● **REQUIRED ACTION**
Check each line of the listing below for the string "sleep", then copy every line that has it.

● **THE RECORDS**
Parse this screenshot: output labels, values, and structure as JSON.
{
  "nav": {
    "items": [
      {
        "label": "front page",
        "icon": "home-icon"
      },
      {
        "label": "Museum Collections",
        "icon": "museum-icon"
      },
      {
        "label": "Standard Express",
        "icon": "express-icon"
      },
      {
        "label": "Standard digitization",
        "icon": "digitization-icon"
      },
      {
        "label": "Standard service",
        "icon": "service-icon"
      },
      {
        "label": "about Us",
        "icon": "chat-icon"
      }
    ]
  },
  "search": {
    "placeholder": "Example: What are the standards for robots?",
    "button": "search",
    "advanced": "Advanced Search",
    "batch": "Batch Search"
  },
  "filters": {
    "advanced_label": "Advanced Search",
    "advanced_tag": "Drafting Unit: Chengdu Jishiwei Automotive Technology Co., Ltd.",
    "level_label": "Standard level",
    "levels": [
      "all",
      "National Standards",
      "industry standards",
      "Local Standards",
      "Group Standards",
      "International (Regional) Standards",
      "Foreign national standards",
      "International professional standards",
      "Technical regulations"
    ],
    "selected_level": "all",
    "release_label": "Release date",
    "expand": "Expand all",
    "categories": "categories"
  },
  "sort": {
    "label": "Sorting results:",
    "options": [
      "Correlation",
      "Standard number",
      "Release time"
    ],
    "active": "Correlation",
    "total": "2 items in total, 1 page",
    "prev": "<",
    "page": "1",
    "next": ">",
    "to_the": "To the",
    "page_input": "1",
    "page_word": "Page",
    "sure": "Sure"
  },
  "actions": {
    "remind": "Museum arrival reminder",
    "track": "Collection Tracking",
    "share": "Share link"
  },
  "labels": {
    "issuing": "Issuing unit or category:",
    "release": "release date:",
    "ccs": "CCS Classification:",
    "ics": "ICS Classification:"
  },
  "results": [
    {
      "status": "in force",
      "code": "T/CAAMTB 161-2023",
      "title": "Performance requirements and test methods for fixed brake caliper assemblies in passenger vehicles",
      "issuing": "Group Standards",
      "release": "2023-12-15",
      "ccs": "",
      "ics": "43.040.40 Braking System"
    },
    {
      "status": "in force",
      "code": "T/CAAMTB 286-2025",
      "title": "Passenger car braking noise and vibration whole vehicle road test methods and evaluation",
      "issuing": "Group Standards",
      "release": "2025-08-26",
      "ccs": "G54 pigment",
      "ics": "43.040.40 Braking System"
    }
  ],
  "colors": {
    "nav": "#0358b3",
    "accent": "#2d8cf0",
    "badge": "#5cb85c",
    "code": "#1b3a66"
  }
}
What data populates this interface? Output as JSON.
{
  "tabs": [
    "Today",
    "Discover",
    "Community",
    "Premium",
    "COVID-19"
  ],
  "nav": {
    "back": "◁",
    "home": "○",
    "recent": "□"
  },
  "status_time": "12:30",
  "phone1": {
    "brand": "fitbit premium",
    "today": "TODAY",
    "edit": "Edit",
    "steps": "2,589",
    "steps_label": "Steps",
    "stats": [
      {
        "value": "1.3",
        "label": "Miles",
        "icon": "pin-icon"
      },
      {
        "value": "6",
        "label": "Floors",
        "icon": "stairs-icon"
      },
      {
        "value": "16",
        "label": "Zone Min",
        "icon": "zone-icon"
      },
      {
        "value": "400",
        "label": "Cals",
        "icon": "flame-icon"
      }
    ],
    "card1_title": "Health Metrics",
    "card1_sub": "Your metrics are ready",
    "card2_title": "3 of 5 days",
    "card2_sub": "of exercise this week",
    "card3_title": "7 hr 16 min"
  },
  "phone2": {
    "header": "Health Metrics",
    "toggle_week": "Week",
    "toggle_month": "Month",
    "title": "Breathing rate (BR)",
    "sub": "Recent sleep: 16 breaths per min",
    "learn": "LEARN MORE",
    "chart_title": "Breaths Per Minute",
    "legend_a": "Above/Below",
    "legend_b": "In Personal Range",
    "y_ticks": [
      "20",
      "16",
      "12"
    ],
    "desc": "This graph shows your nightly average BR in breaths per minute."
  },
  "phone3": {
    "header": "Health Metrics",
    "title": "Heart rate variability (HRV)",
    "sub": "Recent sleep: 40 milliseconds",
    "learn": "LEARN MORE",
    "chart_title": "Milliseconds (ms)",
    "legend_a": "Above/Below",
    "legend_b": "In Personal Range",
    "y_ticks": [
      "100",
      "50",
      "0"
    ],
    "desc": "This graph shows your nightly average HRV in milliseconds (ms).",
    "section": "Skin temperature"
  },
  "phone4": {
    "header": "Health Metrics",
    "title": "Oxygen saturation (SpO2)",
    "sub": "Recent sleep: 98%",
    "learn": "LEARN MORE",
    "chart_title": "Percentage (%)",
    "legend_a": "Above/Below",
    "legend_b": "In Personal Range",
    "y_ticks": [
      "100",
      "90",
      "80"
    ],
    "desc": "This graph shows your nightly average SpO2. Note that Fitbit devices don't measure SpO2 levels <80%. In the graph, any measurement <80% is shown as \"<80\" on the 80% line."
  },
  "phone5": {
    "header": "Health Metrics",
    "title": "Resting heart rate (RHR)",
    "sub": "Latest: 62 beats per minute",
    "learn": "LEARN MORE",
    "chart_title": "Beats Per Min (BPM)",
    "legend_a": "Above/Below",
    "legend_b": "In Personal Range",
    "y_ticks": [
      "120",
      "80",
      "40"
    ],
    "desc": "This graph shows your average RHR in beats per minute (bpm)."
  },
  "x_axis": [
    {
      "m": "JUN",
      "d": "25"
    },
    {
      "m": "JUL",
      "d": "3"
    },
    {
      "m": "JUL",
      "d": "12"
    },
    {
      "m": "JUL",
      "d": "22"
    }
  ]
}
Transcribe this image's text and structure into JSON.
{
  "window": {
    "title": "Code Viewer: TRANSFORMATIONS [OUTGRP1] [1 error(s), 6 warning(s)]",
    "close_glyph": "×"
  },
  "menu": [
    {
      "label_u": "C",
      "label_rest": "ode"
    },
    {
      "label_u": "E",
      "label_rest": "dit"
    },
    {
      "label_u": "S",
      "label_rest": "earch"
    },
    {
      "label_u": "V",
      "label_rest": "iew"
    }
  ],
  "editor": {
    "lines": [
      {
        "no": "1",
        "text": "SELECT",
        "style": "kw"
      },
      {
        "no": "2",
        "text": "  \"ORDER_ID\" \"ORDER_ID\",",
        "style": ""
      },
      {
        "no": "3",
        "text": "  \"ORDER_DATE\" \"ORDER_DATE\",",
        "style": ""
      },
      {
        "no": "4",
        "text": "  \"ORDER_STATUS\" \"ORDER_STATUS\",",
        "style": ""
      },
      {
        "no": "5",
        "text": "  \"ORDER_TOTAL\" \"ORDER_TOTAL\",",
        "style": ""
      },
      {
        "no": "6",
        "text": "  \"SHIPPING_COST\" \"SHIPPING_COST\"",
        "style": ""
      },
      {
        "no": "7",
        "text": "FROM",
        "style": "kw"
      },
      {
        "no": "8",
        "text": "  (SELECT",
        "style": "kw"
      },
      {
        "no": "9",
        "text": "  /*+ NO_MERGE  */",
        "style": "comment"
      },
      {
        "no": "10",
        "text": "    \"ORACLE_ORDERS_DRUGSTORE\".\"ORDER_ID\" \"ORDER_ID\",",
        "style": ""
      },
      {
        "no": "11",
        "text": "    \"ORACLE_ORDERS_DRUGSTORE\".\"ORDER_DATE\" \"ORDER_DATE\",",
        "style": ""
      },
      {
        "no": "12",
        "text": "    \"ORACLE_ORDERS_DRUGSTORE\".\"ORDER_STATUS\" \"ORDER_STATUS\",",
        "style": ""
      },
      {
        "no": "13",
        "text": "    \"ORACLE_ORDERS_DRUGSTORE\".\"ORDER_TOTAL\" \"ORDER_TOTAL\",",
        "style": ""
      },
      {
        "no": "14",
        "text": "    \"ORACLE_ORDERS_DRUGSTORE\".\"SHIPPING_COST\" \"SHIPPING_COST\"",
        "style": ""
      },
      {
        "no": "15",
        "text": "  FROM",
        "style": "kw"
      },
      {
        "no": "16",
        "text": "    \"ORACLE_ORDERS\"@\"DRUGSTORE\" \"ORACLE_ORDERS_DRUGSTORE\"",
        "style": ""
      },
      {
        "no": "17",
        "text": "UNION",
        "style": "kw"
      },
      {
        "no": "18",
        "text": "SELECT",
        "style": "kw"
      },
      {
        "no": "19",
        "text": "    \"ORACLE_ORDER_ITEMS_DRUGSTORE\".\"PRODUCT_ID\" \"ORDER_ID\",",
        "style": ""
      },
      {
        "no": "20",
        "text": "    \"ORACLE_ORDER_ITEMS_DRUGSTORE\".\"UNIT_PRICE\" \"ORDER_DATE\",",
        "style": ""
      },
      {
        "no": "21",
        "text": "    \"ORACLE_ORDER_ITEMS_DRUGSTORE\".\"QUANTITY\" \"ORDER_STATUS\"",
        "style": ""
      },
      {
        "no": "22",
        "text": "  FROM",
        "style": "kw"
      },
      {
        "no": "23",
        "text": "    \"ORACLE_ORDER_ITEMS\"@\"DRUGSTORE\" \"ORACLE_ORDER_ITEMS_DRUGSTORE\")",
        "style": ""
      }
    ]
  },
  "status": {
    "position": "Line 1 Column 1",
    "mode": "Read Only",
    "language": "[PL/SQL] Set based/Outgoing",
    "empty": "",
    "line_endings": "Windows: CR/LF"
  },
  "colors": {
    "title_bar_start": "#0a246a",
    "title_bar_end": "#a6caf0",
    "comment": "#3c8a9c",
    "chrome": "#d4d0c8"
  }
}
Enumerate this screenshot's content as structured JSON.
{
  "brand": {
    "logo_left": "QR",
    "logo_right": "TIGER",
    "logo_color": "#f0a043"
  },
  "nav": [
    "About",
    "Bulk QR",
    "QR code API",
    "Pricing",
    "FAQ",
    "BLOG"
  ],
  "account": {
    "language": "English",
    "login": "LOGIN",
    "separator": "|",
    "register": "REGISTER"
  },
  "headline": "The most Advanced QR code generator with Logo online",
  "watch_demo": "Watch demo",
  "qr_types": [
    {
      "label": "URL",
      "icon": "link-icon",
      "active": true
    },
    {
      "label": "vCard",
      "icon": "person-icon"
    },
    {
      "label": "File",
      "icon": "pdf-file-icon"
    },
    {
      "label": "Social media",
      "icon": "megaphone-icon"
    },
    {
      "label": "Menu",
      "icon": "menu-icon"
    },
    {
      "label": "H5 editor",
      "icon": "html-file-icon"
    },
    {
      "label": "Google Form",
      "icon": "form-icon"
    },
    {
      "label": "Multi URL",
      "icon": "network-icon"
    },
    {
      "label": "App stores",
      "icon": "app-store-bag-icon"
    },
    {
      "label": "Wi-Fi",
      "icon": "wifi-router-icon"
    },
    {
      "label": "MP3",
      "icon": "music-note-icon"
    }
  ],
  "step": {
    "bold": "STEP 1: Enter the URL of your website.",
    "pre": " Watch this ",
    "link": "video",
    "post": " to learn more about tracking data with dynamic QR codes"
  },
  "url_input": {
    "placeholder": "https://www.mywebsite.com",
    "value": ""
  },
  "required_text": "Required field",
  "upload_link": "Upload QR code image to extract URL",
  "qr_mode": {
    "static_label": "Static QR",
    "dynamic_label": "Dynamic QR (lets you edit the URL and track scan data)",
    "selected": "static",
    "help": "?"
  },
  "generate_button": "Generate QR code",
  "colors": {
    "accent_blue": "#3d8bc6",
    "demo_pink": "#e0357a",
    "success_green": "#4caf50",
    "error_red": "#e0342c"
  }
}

● **RESPONSE**
    "sub": "Recent sleep: 16 breaths per min",
    "sub": "Recent sleep: 40 milliseconds",
    "sub": "Recent sleep: 98%",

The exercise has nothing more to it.